https://www.fruechtetheory.com/blog/2010/12/09/field-line-curvature/

https://www.fruechtetheory.com/blog/2010/06/15/muonic-states/

It is possible that not all conjugate wave gravitons pass straight through a proton or electron, or that even with a free proton or electron that the gravitons leaving have just entered. Some may make a horseshoe pattern and come out near the same point entered. They may be able to come back out at any angle. As compressed as the gravitons become inside a particle, almost any shape can occur. Gravitational pressure dictates a consistent size of a free proton or electron.

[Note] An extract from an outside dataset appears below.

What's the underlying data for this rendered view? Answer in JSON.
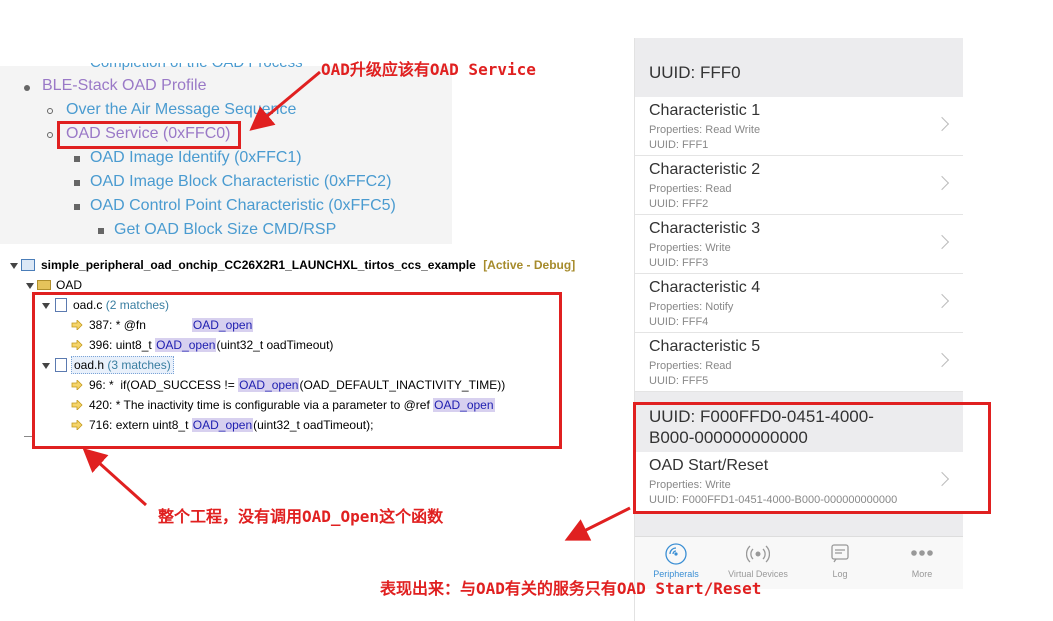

With the flux density coming out of the face of the earth, we seem to have a conundrum with the idea of gravitational pressure, one side having much greater pressure than the other. Why do gravitons not burst out the top, resulting in particle collapse? It also begs the question as to why electrons are perfectly round, and not teardrop shaped:

https://www.fruechtetheory.com/blog/2011/05/28/free-electrons-perfectly-round-3/

Possibly, branes form at the top of an electron and reform in a spin flip.  These branes would be linked inside the particle so that they do not bust out, and may deflect some exiting gravitons at various angles. These branes may also help keep the electron round. Here we are designating “top” as away from the highest flux density of gravitons.

As far as isotropic fields, at this point we must say that it is designed internal to the proton or electron and is of consistent pattern.  The open field starts just outside the particle, so it is maintained that electric and magnetic fields transmit openly by “phase shift and chirality” or “phase shift and parity”.  The Coulomb force is considered instantaneous at reasonable distances:

https://www.fruechtetheory.com/blog/2014/05/30/quantum-entanglement/

It appears as though this is necessary, because then the speed that free gravitons travel at, the speed of light in a vacuum, does not effect the electric and magnetic fields generated.

Next »